Page 6 - Provocation
P. 6

simply follow the medical guidelines. Breathe now, medicate now, rest now. No strenuous sport
today: here’s a note from my doctor.

Oh dear, another one?

Banished to pace around the oval each sweltering day, alone.

As the days and years passed, that level of control had stiffened the flow of her thoughts, made
her mind rigid somehow. Dependent on the routine. So when her teenage years hit and the panic
attacks started, she’d used the only power she had at hand—her singular focus, her capacity for
the steadfast application of a unique set of rules—to find a way out of the wilds of her misery.
She shed her Hitchcock silhouette. She stopped her period, cold. Yet so gradual was her
transformation, so subtle and cunning were her middle-child ways, that it was nearly three years
before anyone noticed. Noticed that the dark receding tide of her fate was killing her.

That was then. Now she lived a normal life, a happy life.

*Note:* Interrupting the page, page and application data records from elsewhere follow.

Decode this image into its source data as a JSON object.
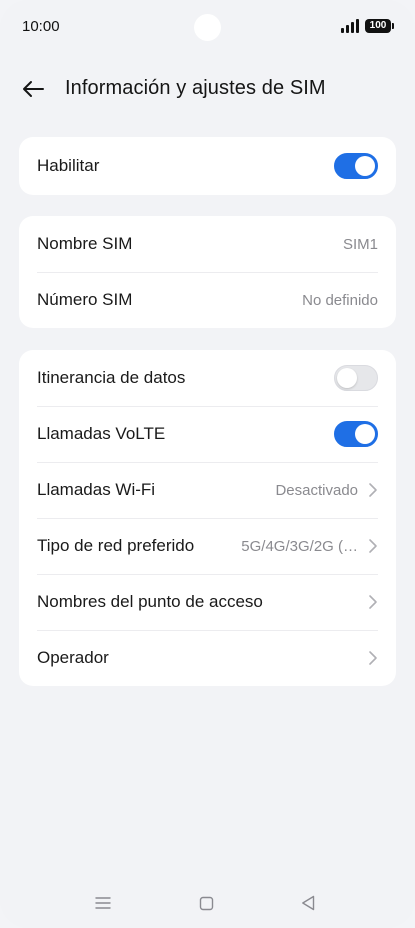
{
  "status_bar": {
    "time": "10:00",
    "battery": "100"
  },
  "header": {
    "title": "Información y ajustes de SIM"
  },
  "card1": {
    "habilitar": {
      "label": "Habilitar",
      "on": true
    }
  },
  "card2": {
    "rows": [
      {
        "label": "Nombre SIM",
        "value": "SIM1"
      },
      {
        "label": "Número SIM",
        "value": "No definido"
      }
    ]
  },
  "card3": {
    "roaming": {
      "label": "Itinerancia de datos",
      "on": false
    },
    "volte": {
      "label": "Llamadas VoLTE",
      "on": true
    },
    "wifi_calls": {
      "label": "Llamadas Wi-Fi",
      "value": "Desactivado"
    },
    "network": {
      "label": "Tipo de red preferido",
      "value": "5G/4G/3G/2G (…"
    },
    "apn": {
      "label": "Nombres del punto de acceso"
    },
    "operator": {
      "label": "Operador"
    }
  },
  "colors": {
    "accent": "#1f6fe5",
    "background": "#f2f3f6",
    "card": "#ffffff"
  }
}
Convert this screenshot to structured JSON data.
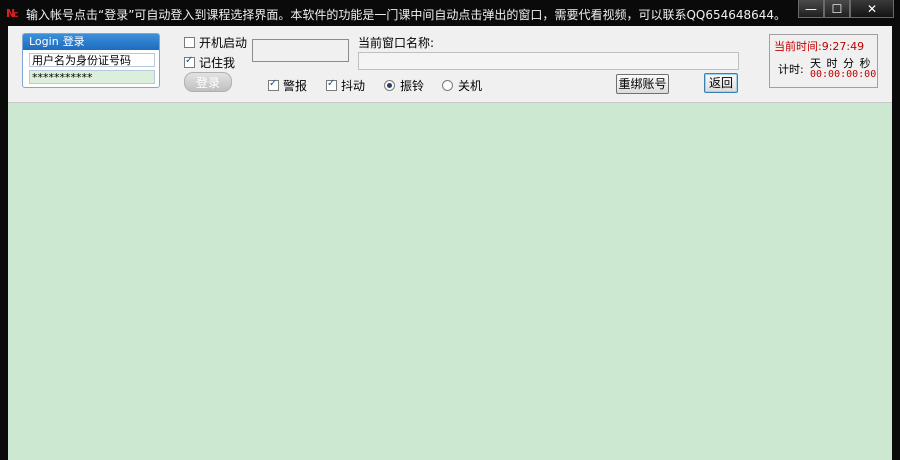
{
  "window": {
    "title": "输入帐号点击“登录”可自动登入到课程选择界面。本软件的功能是一门课中间自动点击弹出的窗口，需要代看视频，可以联系QQ654648644。",
    "minimize_glyph": "—",
    "maximize_glyph": "☐",
    "close_glyph": "✕"
  },
  "login": {
    "header_en": "Login",
    "header_cn": "登录",
    "username_value": "用户名为身份证号码",
    "password_value": "***********",
    "login_button": "登录"
  },
  "options": {
    "autostart_label": "开机启动",
    "autostart_checked": false,
    "remember_label": "记住我",
    "remember_checked": true
  },
  "window_name": {
    "label": "当前窗口名称:",
    "value": ""
  },
  "alerts": {
    "alarm_label": "警报",
    "alarm_checked": true,
    "shake_label": "抖动",
    "shake_checked": true,
    "ring_label": "振铃",
    "ring_selected": true,
    "shutdown_label": "关机",
    "shutdown_selected": false
  },
  "buttons": {
    "rebind_label": "重绑账号",
    "back_label": "返回"
  },
  "clock": {
    "current_label": "当前时间:",
    "current_value": "9:27:49",
    "timer_label": "计时:",
    "units": "天 时 分 秒",
    "timer_value": "00:00:00:00"
  },
  "colors": {
    "content_bg": "#cde8d1",
    "accent_red": "#c00000",
    "login_header_blue": "#1d6cbf"
  }
}
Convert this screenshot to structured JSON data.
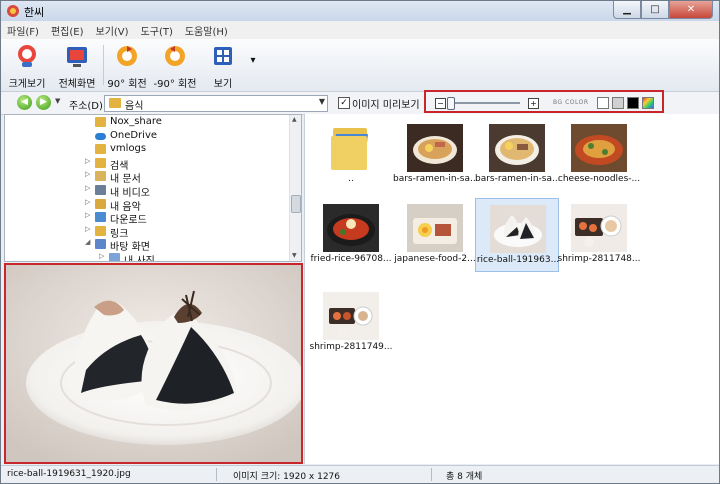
{
  "window": {
    "title": "한씨"
  },
  "menu": [
    "파일(F)",
    "편집(E)",
    "보기(V)",
    "도구(T)",
    "도움말(H)"
  ],
  "toolbar": {
    "large_view": "크게보기",
    "fullscreen": "전체화면",
    "rotate_cw": "90° 회전",
    "rotate_ccw": "-90° 회전",
    "view": "보기",
    "more": "▾"
  },
  "address": {
    "label": "주소(D)",
    "value": "음식"
  },
  "preview_check": {
    "label": "이미지 미리보기",
    "checked": true
  },
  "bg_color": {
    "label": "BG COLOR",
    "swatches": [
      "#ffffff",
      "#d0d0d0",
      "#000000",
      "multicolor"
    ]
  },
  "tree": [
    {
      "label": "Nox_share",
      "indent": 5,
      "icon": "folder-icon",
      "arrow": ""
    },
    {
      "label": "OneDrive",
      "indent": 5,
      "icon": "cloud-icon",
      "arrow": ""
    },
    {
      "label": "vmlogs",
      "indent": 5,
      "icon": "folder-icon",
      "arrow": ""
    },
    {
      "label": "검색",
      "indent": 5,
      "icon": "search-folder-icon",
      "arrow": "▷"
    },
    {
      "label": "내 문서",
      "indent": 5,
      "icon": "documents-icon",
      "arrow": "▷"
    },
    {
      "label": "내 비디오",
      "indent": 5,
      "icon": "videos-icon",
      "arrow": "▷"
    },
    {
      "label": "내 음악",
      "indent": 5,
      "icon": "music-icon",
      "arrow": "▷"
    },
    {
      "label": "다운로드",
      "indent": 5,
      "icon": "downloads-icon",
      "arrow": "▷"
    },
    {
      "label": "링크",
      "indent": 5,
      "icon": "links-icon",
      "arrow": "▷"
    },
    {
      "label": "바탕 화면",
      "indent": 5,
      "icon": "desktop-icon",
      "arrow": "◢"
    },
    {
      "label": "내 사진",
      "indent": 6,
      "icon": "pictures-icon",
      "arrow": "▷"
    }
  ],
  "thumbnails": [
    {
      "label": "..",
      "kind": "folder",
      "selected": false
    },
    {
      "label": "bars-ramen-in-sa...",
      "kind": "ramen",
      "selected": false
    },
    {
      "label": "bars-ramen-in-sa...",
      "kind": "ramen2",
      "selected": false
    },
    {
      "label": "cheese-noodles-...",
      "kind": "noodles",
      "selected": false
    },
    {
      "label": "fried-rice-96708...",
      "kind": "friedrice",
      "selected": false
    },
    {
      "label": "japanese-food-2...",
      "kind": "japanese",
      "selected": false
    },
    {
      "label": "rice-ball-191963...",
      "kind": "riceball",
      "selected": true
    },
    {
      "label": "shrimp-2811748...",
      "kind": "shrimp",
      "selected": false
    },
    {
      "label": "shrimp-2811749...",
      "kind": "shrimp2",
      "selected": false
    }
  ],
  "status": {
    "filename": "rice-ball-1919631_1920.jpg",
    "image_size": "이미지 크기: 1920 x 1276",
    "count": "총 8 개체"
  },
  "colors": {
    "highlight_border": "#c8262b",
    "selection": "#dbe9f8",
    "folder": "#e3b341"
  }
}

She was a miracle.


When she felt stressed, when she got frightened, she could feel the deep water lap at the edges
of her mind.

Three slow breaths, stay in the moment, no need to control it. She fingered the smooth plastic
button nestled under her shirt, the medical alert button her mother made her wear, the price she
paid for her freedom to live away from home. It was hard to feel grown up when, at twenty-one,
she was slight enough to shop in the girls’ section.

She just needed a safe place to sit, and be away from the world. Just for a little while. So she
picked up a discarded, flattened cardboard box and quietly stepped behind the wheelie bins,
hugging the wall. She slunk into the bay, big enough to park six cars, a tiny cove compared to the
cavernous dock. A few more steps and she was out of Lance’s view. Ten silent steps, then ten
more, and she was in the corner of the chamber, and not even security cameras could see her

Bit by bit, visit by visit, with innocent questions and shrewd eyes, Maddi had pieced together a
complete mental map of the security vision for the entire dock. There were half a dozen blind
spots. She liked this one the best, not for where it was—a bare corner in an often-busy bay—but
for where it led.

She ducked through the gap at the bottom of the roller door forming the rear wall of the bay.
Probably the maintenance staff were meant to close this tight, after they hauled the storage
pallets from the gallery dock to this darkened chamber, but the rightside runner was claggy with
putrid rust at about knee height. They usually gave up wrestling the door closed at that point.

She gently frisbeed the cardboard onto the floor beneath the door then lay on it, sliding under
and up, fluid as a charmed snake. Rubbed her palms against her clothes, from clavicles down to
knees. Her shoulder blades slid down her back, just a fraction. She loved this dual-access space, a
   1   2   3   4   5   6   7   8   9   10   11